Computer Ranking Methodology


In short: The AMSTS Computer Rankings are an advanced iterative loosely-ELO based system that weights wins and points to definitively rank teams, where a unanimous first place team possesses a ranking of 1.

 

The longer, less technical version: The AMSTS Computer Rankings take a number of variables, primarily centered around the result of a game, to create a profile of how “good” a team is, relative to the teams it has played.  As it does this, it calculates the margin of error between the team’s ranking and the expected result. It continues to recalculate, in iterations, until the error becomes zero. It does this independently within the “win” ranking and the “points” ranking, which comprise of the two components that make up the final computer ranking. The win ranking is weighted more than the points ranking on the principle that “good teams figure out ways to win ballgames” but the points record serves as a check to ensure that teams that decisively win games are rewarded for their good performance.  Unlike an “ELO” system, when you play your opponent is irrelevant.  Beating the eventual #1 team in Week 1 is just as valuable as beating them in the National Championship Game.

 

Phrased another way: The wins ranking loves teams that win against teams that win (against teams that win, all the way down the line.) The points method does the same thing, but with blowouts (in general). They’re then aggregated, and if a team is #1 in both win and points ranking, they will be ranked 1.0 in the total ranking.
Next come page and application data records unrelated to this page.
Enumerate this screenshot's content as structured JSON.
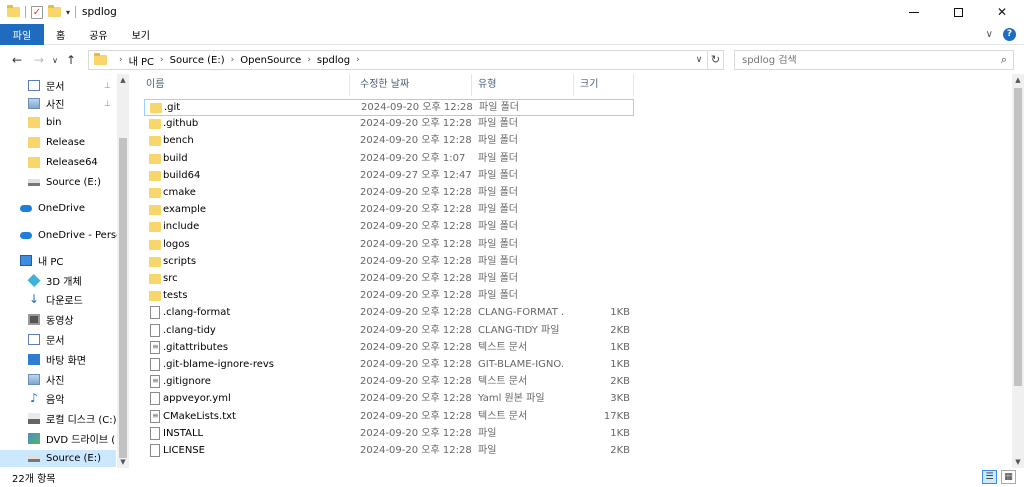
{
  "window": {
    "title": "spdlog",
    "minimize_glyph": "—",
    "maximize_glyph": "☐",
    "close_glyph": "✕"
  },
  "ribbon": {
    "tabs": [
      "파일",
      "홈",
      "공유",
      "보기"
    ],
    "expand_glyph": "∨",
    "help_glyph": "?"
  },
  "nav": {
    "back_glyph": "←",
    "forward_glyph": "→",
    "recent_glyph": "∨",
    "up_glyph": "↑"
  },
  "address": {
    "crumbs": [
      "내 PC",
      "Source (E:)",
      "OpenSource",
      "spdlog"
    ],
    "dropdown_glyph": "∨",
    "refresh_glyph": "↻"
  },
  "search": {
    "placeholder": "spdlog 검색",
    "icon_glyph": "⌕"
  },
  "navpane": {
    "items": [
      {
        "label": "문서",
        "icon": "document-icon",
        "pinned": true
      },
      {
        "label": "사진",
        "icon": "picture-icon",
        "pinned": true
      },
      {
        "label": "bin",
        "icon": "folder-icon"
      },
      {
        "label": "Release",
        "icon": "folder-icon"
      },
      {
        "label": "Release64",
        "icon": "folder-icon"
      },
      {
        "label": "Source (E:)",
        "icon": "drive-icon"
      },
      {
        "label": "OneDrive",
        "icon": "cloud-icon"
      },
      {
        "label": "OneDrive - Person",
        "icon": "cloud-icon"
      },
      {
        "label": "내 PC",
        "icon": "pc-icon"
      },
      {
        "label": "3D 개체",
        "icon": "objects-3d-icon"
      },
      {
        "label": "다운로드",
        "icon": "download-icon"
      },
      {
        "label": "동영상",
        "icon": "video-icon"
      },
      {
        "label": "문서",
        "icon": "document-icon"
      },
      {
        "label": "바탕 화면",
        "icon": "desktop-icon"
      },
      {
        "label": "사진",
        "icon": "picture-icon"
      },
      {
        "label": "음악",
        "icon": "music-icon"
      },
      {
        "label": "로컬 디스크 (C:)",
        "icon": "local-disk-icon"
      },
      {
        "label": "DVD 드라이브 (",
        "icon": "dvd-icon"
      },
      {
        "label": "Source (E:)",
        "icon": "drive-icon",
        "selected": true
      }
    ],
    "pin_glyph": "📌"
  },
  "columns": {
    "name": "이름",
    "date": "수정한 날짜",
    "type": "유형",
    "size": "크기"
  },
  "files": [
    {
      "name": ".git",
      "date": "2024-09-20 오후 12:28",
      "type": "파일 폴더",
      "size": "",
      "kind": "folder"
    },
    {
      "name": ".github",
      "date": "2024-09-20 오후 12:28",
      "type": "파일 폴더",
      "size": "",
      "kind": "folder"
    },
    {
      "name": "bench",
      "date": "2024-09-20 오후 12:28",
      "type": "파일 폴더",
      "size": "",
      "kind": "folder"
    },
    {
      "name": "build",
      "date": "2024-09-20 오후 1:07",
      "type": "파일 폴더",
      "size": "",
      "kind": "folder"
    },
    {
      "name": "build64",
      "date": "2024-09-27 오후 12:47",
      "type": "파일 폴더",
      "size": "",
      "kind": "folder"
    },
    {
      "name": "cmake",
      "date": "2024-09-20 오후 12:28",
      "type": "파일 폴더",
      "size": "",
      "kind": "folder"
    },
    {
      "name": "example",
      "date": "2024-09-20 오후 12:28",
      "type": "파일 폴더",
      "size": "",
      "kind": "folder"
    },
    {
      "name": "include",
      "date": "2024-09-20 오후 12:28",
      "type": "파일 폴더",
      "size": "",
      "kind": "folder"
    },
    {
      "name": "logos",
      "date": "2024-09-20 오후 12:28",
      "type": "파일 폴더",
      "size": "",
      "kind": "folder"
    },
    {
      "name": "scripts",
      "date": "2024-09-20 오후 12:28",
      "type": "파일 폴더",
      "size": "",
      "kind": "folder"
    },
    {
      "name": "src",
      "date": "2024-09-20 오후 12:28",
      "type": "파일 폴더",
      "size": "",
      "kind": "folder"
    },
    {
      "name": "tests",
      "date": "2024-09-20 오후 12:28",
      "type": "파일 폴더",
      "size": "",
      "kind": "folder"
    },
    {
      "name": ".clang-format",
      "date": "2024-09-20 오후 12:28",
      "type": "CLANG-FORMAT ...",
      "size": "1KB",
      "kind": "file"
    },
    {
      "name": ".clang-tidy",
      "date": "2024-09-20 오후 12:28",
      "type": "CLANG-TIDY 파일",
      "size": "2KB",
      "kind": "file"
    },
    {
      "name": ".gitattributes",
      "date": "2024-09-20 오후 12:28",
      "type": "텍스트 문서",
      "size": "1KB",
      "kind": "text"
    },
    {
      "name": ".git-blame-ignore-revs",
      "date": "2024-09-20 오후 12:28",
      "type": "GIT-BLAME-IGNO...",
      "size": "1KB",
      "kind": "file"
    },
    {
      "name": ".gitignore",
      "date": "2024-09-20 오후 12:28",
      "type": "텍스트 문서",
      "size": "2KB",
      "kind": "text"
    },
    {
      "name": "appveyor.yml",
      "date": "2024-09-20 오후 12:28",
      "type": "Yaml 원본 파일",
      "size": "3KB",
      "kind": "file"
    },
    {
      "name": "CMakeLists.txt",
      "date": "2024-09-20 오후 12:28",
      "type": "텍스트 문서",
      "size": "17KB",
      "kind": "text"
    },
    {
      "name": "INSTALL",
      "date": "2024-09-20 오후 12:28",
      "type": "파일",
      "size": "1KB",
      "kind": "file"
    },
    {
      "name": "LICENSE",
      "date": "2024-09-20 오후 12:28",
      "type": "파일",
      "size": "2KB",
      "kind": "file"
    }
  ],
  "selected_file_index": 0,
  "status": {
    "item_count": "22개 항목"
  },
  "colors": {
    "accent": "#1e6bbf",
    "selection": "#cce8ff",
    "folder": "#f9d66c"
  }
}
Teams that are ranked 1 in one poll but not the other will typically have a ranking in the neighborhood of ~.95, depending upon how close they are to being ranked 1 in the other poll.  The worst teams tend to end up around -1, historically bad teams (see: Grambling 2013-14 Basketball team) can touch -1.25 in overall ranking points.  Of course, a team at 0 is “average” but this tends to be around the 55-60th percentile due to out of Division games (in both college football and basketball).

 

Frequently asked questions about the rankings:

Q: How come MY TEAM is ranked lower than MY RIVAL TEAM even though MY TEAM beat MY RIVAL TEAM three weeks ago?

A: The ranking system factors in the entire body of work of a team, as well as the team’s opponent’s body of work, and the team’s opponent’s opponent’s body of work, on and on. The suggestion that a team cannot lose to a team that is worse than themselves is flawed, and using the 2015 NCAA Football season as an example, let’s take a look at using that logic to justify Otterbein University, a Division 3 school, being the best college football team in the nation:

Fact of the matter is, the ranking thinks that your rival team is better than yours simply because of how they have performed on the field and/or court.

Q: You’re clearly a fan of INSERT TEAM HERE, because they’re completely overranked!

A: In the interest of full disclosure, I will tell you that I am a Purdue Boilermaker. However, the rankings have no influences that would strengthen Purdue, the Big Ten, or harm any rival schools that you may feel I would try to harm. The computer rankings are a program, and their goal is to be free from judgment, as it helps me understand the sports world a little better as well, whereas having a ranking system that simply reaffirmed my beliefs would be silly.  And in case you don’t believe me, take a look at Purdue football’s rankings from 2013-2015.  They were, uh, not treated with kid gloves, to say the least.